(Web page and app entries)
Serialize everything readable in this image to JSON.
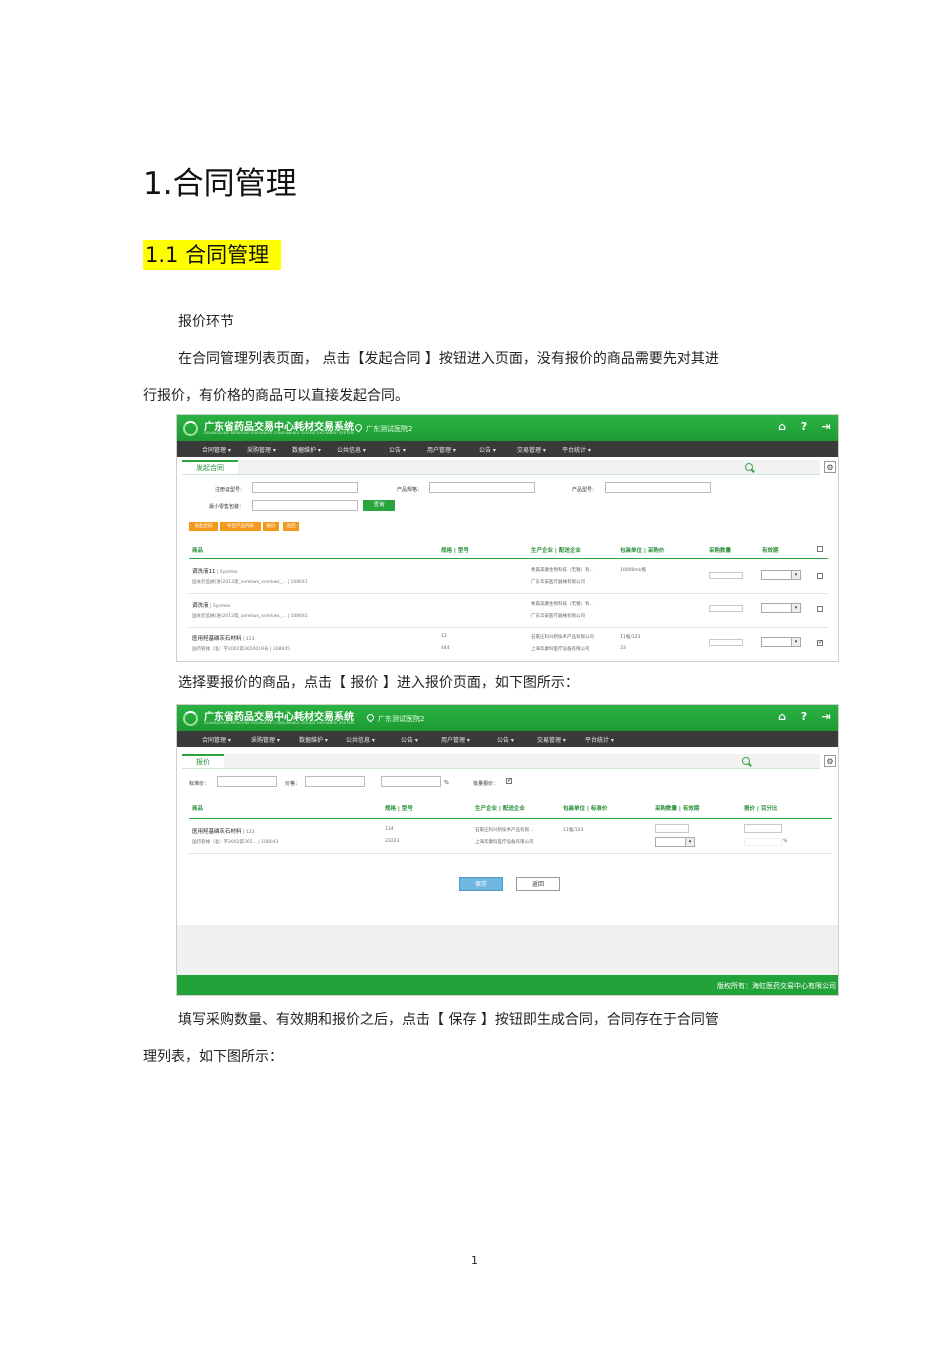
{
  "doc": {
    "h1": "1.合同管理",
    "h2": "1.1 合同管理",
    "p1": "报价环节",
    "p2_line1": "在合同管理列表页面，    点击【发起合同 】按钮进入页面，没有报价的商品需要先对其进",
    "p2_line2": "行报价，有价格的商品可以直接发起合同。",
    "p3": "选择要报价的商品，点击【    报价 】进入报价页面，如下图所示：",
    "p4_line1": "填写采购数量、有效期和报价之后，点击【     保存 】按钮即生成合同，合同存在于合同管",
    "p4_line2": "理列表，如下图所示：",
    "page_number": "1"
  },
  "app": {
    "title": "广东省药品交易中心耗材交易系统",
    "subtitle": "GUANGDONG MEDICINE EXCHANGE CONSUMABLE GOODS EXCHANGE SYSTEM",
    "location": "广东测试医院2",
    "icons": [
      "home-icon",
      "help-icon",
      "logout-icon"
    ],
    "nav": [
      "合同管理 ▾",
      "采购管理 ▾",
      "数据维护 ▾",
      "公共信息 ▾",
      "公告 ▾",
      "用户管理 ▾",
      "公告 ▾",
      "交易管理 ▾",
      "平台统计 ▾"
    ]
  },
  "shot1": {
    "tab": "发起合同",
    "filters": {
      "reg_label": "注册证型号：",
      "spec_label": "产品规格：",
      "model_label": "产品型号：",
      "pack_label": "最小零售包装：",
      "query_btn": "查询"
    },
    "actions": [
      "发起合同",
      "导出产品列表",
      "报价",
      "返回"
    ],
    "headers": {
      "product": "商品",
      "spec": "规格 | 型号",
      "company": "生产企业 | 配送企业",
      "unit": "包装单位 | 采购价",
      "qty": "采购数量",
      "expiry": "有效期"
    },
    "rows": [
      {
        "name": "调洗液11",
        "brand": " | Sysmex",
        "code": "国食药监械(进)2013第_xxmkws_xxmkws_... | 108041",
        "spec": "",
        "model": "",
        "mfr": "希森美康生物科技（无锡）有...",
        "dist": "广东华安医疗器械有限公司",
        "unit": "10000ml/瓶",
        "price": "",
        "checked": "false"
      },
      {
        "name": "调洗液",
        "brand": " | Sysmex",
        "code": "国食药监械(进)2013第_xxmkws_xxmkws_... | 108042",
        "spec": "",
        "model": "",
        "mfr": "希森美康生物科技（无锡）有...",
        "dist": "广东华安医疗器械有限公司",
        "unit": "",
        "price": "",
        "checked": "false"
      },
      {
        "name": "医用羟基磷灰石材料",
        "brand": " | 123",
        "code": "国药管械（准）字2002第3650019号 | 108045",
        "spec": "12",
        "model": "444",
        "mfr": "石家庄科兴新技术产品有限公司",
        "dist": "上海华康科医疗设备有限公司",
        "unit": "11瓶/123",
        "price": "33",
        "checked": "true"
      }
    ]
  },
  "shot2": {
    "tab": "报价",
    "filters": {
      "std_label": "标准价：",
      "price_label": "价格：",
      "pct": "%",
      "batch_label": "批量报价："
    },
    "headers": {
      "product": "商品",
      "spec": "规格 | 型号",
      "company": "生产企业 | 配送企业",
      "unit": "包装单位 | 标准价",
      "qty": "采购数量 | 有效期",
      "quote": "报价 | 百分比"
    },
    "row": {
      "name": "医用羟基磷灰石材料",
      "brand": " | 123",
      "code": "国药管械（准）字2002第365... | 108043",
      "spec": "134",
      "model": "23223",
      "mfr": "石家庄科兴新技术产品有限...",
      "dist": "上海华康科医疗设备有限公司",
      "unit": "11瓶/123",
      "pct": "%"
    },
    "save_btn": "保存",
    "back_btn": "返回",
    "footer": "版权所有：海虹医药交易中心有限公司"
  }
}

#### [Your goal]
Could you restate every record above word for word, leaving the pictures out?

#### [Exercise solution]
Serialize everything readable in this image to JSON.
{
  "doc": {
    "h1": "1.合同管理",
    "h2": "1.1 合同管理",
    "p1": "报价环节",
    "p2_line1": "在合同管理列表页面，    点击【发起合同 】按钮进入页面，没有报价的商品需要先对其进",
    "p2_line2": "行报价，有价格的商品可以直接发起合同。",
    "p3": "选择要报价的商品，点击【    报价 】进入报价页面，如下图所示：",
    "p4_line1": "填写采购数量、有效期和报价之后，点击【     保存 】按钮即生成合同，合同存在于合同管",
    "p4_line2": "理列表，如下图所示：",
    "page_number": "1"
  },
  "app": {
    "title": "广东省药品交易中心耗材交易系统",
    "subtitle": "GUANGDONG MEDICINE EXCHANGE CONSUMABLE GOODS EXCHANGE SYSTEM",
    "location": "广东测试医院2",
    "icons": [
      "home-icon",
      "help-icon",
      "logout-icon"
    ],
    "nav": [
      "合同管理 ▾",
      "采购管理 ▾",
      "数据维护 ▾",
      "公共信息 ▾",
      "公告 ▾",
      "用户管理 ▾",
      "公告 ▾",
      "交易管理 ▾",
      "平台统计 ▾"
    ]
  },
  "shot1": {
    "tab": "发起合同",
    "filters": {
      "reg_label": "注册证型号：",
      "spec_label": "产品规格：",
      "model_label": "产品型号：",
      "pack_label": "最小零售包装：",
      "query_btn": "查询"
    },
    "actions": [
      "发起合同",
      "导出产品列表",
      "报价",
      "返回"
    ],
    "headers": {
      "product": "商品",
      "spec": "规格 | 型号",
      "company": "生产企业 | 配送企业",
      "unit": "包装单位 | 采购价",
      "qty": "采购数量",
      "expiry": "有效期"
    },
    "rows": [
      {
        "name": "调洗液11",
        "brand": " | Sysmex",
        "code": "国食药监械(进)2013第_xxmkws_xxmkws_... | 108041",
        "spec": "",
        "model": "",
        "mfr": "希森美康生物科技（无锡）有...",
        "dist": "广东华安医疗器械有限公司",
        "unit": "10000ml/瓶",
        "price": "",
        "checked": "false"
      },
      {
        "name": "调洗液",
        "brand": " | Sysmex",
        "code": "国食药监械(进)2013第_xxmkws_xxmkws_... | 108042",
        "spec": "",
        "model": "",
        "mfr": "希森美康生物科技（无锡）有...",
        "dist": "广东华安医疗器械有限公司",
        "unit": "",
        "price": "",
        "checked": "false"
      },
      {
        "name": "医用羟基磷灰石材料",
        "brand": " | 123",
        "code": "国药管械（准）字2002第3650019号 | 108045",
        "spec": "12",
        "model": "444",
        "mfr": "石家庄科兴新技术产品有限公司",
        "dist": "上海华康科医疗设备有限公司",
        "unit": "11瓶/123",
        "price": "33",
        "checked": "true"
      }
    ]
  },
  "shot2": {
    "tab": "报价",
    "filters": {
      "std_label": "标准价：",
      "price_label": "价格：",
      "pct": "%",
      "batch_label": "批量报价："
    },
    "headers": {
      "product": "商品",
      "spec": "规格 | 型号",
      "company": "生产企业 | 配送企业",
      "unit": "包装单位 | 标准价",
      "qty": "采购数量 | 有效期",
      "quote": "报价 | 百分比"
    },
    "row": {
      "name": "医用羟基磷灰石材料",
      "brand": " | 123",
      "code": "国药管械（准）字2002第365... | 108043",
      "spec": "134",
      "model": "23223",
      "mfr": "石家庄科兴新技术产品有限...",
      "dist": "上海华康科医疗设备有限公司",
      "unit": "11瓶/123",
      "pct": "%"
    },
    "save_btn": "保存",
    "back_btn": "返回",
    "footer": "版权所有：海虹医药交易中心有限公司"
  }
}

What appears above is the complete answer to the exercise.